Using petrographic microscopes

Focusing the Microscope

Every time you use a microscope you should adjust the focus for your eyes. Many people complain about eye strain using microscopes, but complaints are usually due to incorrect adjustment. The only exceptions are people with eyes that have non-parallel lines of sight. If you have this condition, or if you refuse to properly adjust your microscope, use just one eye. Adjustment steps:

  1. Adjust the width of the eyepieces by using both hands to gently pull or push the eyepiece base plate (Olympus microscopes), or gently rotate the ocular bases to move them farther apart or closer together.
  2. Focus the cross hairs for the right eye using the adjustment ring on the right ocular lens.
  3. Focus the view for the right eye using the focusing knobs toward the back of the microscope. These raise and lower the stage.
  4. Focus the view for the left eye using the adjustment ring on the left ocular lens.

Centering the Optics

Just follow the simple instructions in this figure. The most critical thing is the moving half-way back part.

Getting Optic Figures

Looking for grains that yield centered optic figures:

  • Isotropic and opaque minerals have no optic figures!
  • For optic axis figures on uniaxial and biaxial minerals: Find grains with minimum, preferably zero, birefringence.
  • For flash figures, uniaxial and biaxial minerals: Find grains with maximum birefringence.
  • BXA and BXO figures, biaxial minerals only: Difficult to find except for flat-lying sheet silicate plates. These grains have intermediate birefringence.

Three things control the birefringence that you see

  1. The difference between the maximum and minimum refractive indices (the greater the difference, the higher the birefringence).
  2. The thickness of the grain (the thicker the grain, the higher the birefringence).
  3. The grain orientation (birefringence ranges from zero if the optic axis is vertical, to a maximum when the optic axis (uniaxial) or axes (biaxial) are parallel to the stage).
  4. In thin sections, thickness is more or less constant (30 μm), so birefringence is only controlled by 1 and 3.

Setting up to get a figure
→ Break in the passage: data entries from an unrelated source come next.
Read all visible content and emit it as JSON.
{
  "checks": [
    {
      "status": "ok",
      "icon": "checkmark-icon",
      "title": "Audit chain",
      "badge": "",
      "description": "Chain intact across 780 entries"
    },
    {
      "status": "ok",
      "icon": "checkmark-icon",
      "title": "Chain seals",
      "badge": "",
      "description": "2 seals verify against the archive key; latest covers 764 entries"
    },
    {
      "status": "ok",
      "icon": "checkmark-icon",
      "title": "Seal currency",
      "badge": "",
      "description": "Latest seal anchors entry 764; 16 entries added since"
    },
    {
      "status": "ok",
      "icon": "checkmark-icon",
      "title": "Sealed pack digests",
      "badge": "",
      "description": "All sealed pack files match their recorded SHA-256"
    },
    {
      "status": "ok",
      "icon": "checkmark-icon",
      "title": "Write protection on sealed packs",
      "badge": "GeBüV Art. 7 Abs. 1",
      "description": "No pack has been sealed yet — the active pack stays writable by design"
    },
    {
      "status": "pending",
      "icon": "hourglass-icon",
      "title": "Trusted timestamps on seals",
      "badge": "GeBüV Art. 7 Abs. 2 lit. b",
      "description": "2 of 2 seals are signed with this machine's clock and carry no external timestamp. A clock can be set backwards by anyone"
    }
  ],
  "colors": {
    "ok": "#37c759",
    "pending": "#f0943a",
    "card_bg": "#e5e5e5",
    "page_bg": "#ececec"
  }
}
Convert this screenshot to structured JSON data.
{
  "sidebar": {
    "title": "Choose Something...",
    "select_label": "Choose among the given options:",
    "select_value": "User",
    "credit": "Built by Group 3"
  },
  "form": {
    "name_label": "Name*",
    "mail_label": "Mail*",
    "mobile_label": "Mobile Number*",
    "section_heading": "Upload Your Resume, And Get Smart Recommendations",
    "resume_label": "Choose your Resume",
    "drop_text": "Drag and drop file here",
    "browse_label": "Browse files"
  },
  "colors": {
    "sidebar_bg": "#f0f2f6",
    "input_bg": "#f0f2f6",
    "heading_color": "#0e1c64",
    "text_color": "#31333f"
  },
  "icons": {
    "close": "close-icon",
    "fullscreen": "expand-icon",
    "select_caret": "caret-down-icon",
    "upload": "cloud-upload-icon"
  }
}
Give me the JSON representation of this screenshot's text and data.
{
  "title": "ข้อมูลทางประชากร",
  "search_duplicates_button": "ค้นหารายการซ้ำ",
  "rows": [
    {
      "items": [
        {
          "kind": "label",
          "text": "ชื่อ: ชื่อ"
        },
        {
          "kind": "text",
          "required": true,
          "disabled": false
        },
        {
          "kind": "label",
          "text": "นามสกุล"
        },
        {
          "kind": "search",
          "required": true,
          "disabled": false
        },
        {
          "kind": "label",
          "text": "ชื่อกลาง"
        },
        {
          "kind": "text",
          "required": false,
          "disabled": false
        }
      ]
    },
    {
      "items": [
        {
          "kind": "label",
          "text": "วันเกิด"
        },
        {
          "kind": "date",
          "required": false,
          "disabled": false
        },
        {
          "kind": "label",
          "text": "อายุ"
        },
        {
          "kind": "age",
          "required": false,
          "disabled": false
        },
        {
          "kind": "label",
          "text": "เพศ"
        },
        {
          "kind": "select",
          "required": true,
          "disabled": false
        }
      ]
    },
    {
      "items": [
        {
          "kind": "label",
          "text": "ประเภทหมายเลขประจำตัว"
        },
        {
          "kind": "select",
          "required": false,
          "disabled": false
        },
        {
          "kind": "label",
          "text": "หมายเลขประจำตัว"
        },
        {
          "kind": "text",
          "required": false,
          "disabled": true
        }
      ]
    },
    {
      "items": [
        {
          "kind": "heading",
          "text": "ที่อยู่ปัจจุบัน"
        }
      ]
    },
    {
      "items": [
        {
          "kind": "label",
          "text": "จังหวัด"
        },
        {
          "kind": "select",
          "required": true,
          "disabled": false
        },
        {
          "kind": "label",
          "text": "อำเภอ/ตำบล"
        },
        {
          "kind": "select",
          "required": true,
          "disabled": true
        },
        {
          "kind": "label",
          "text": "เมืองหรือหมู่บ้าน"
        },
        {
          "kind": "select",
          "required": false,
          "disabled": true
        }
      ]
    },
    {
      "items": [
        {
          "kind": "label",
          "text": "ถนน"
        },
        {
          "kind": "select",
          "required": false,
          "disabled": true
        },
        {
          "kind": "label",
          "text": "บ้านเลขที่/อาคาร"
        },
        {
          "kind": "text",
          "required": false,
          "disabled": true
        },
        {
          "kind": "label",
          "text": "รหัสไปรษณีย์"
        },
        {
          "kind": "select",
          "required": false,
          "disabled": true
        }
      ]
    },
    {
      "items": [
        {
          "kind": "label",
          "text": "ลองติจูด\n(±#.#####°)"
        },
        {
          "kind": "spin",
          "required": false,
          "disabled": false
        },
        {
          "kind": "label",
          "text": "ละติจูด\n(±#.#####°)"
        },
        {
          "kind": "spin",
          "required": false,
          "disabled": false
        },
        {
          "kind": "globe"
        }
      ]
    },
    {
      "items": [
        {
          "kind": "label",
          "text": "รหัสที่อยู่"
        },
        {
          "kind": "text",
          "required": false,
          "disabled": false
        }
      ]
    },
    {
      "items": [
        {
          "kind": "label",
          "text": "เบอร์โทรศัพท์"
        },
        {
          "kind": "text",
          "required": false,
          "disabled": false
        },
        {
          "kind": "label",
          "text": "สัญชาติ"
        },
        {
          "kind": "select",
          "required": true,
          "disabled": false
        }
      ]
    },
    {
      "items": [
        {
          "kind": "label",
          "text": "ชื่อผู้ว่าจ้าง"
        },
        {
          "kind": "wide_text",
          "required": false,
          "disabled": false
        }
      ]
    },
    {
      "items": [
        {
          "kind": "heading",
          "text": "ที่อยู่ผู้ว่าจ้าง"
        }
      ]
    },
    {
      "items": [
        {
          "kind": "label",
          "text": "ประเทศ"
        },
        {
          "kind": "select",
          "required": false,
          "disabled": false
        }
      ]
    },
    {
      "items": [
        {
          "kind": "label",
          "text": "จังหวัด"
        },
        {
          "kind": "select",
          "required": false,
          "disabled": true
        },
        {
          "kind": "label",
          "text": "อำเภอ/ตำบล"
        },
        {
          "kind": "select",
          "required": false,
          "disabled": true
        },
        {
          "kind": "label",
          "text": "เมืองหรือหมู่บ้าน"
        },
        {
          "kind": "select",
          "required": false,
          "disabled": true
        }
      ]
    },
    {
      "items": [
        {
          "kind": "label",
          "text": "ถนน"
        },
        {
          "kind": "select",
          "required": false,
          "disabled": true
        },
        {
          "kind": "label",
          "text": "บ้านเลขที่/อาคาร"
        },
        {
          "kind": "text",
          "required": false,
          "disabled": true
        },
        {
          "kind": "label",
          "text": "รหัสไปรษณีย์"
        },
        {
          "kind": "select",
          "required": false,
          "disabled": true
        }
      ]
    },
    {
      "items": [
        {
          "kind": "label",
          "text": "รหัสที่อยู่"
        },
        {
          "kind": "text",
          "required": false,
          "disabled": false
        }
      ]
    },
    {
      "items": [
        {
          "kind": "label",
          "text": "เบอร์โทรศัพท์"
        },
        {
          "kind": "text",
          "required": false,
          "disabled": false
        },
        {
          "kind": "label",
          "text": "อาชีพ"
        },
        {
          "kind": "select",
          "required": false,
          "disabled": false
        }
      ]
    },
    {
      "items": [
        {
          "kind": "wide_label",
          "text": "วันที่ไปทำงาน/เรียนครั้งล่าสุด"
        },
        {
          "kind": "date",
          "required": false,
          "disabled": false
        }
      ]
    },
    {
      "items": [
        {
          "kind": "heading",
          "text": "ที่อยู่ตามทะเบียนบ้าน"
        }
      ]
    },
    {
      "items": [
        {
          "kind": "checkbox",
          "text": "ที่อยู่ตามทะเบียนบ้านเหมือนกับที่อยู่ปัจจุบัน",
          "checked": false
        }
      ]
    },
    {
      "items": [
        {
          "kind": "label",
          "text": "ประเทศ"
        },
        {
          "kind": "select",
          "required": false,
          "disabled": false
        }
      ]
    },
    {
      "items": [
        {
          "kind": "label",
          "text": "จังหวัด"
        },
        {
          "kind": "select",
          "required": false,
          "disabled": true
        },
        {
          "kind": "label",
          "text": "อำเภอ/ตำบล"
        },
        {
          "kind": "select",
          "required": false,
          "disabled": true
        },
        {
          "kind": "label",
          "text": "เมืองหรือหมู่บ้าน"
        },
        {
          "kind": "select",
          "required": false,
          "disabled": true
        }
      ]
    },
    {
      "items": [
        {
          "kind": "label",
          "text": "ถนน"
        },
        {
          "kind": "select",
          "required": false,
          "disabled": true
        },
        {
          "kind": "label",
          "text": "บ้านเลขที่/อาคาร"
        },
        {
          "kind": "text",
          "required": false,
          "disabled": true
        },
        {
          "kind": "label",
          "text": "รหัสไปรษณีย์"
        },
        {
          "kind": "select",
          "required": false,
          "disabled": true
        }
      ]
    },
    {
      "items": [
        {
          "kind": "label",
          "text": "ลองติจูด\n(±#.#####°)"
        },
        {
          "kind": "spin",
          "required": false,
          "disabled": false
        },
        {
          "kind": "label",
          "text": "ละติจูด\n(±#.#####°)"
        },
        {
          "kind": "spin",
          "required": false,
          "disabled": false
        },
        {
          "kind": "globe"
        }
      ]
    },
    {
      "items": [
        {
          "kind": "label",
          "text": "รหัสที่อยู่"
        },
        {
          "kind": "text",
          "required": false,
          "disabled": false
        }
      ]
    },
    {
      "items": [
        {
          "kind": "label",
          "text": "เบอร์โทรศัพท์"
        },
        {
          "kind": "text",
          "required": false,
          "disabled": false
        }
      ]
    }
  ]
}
  1. Find the grain you want to get a figure on.
  2. Swing in the high-power objective (40 or 63X). Focus on the grain. NOTE! It is imperative that this objective be centered!
  3. Insert the analyzer (upper polarizing filter).
  4. If your microscope has one, swing in the substage condenser lens.
  5. Do one of the following: A) Swing in the Bertrand lens (works best for large, isolated grains). B) Remove the left ocular and sight down the axis of the ocular tube (works best, after some practice, for small grains or grains crowded together with others). Inserting a pinhole into the left ocular tube can help.
  6. Make your optic figure observation.
  7. Backtrack through the steps to get back to normal observation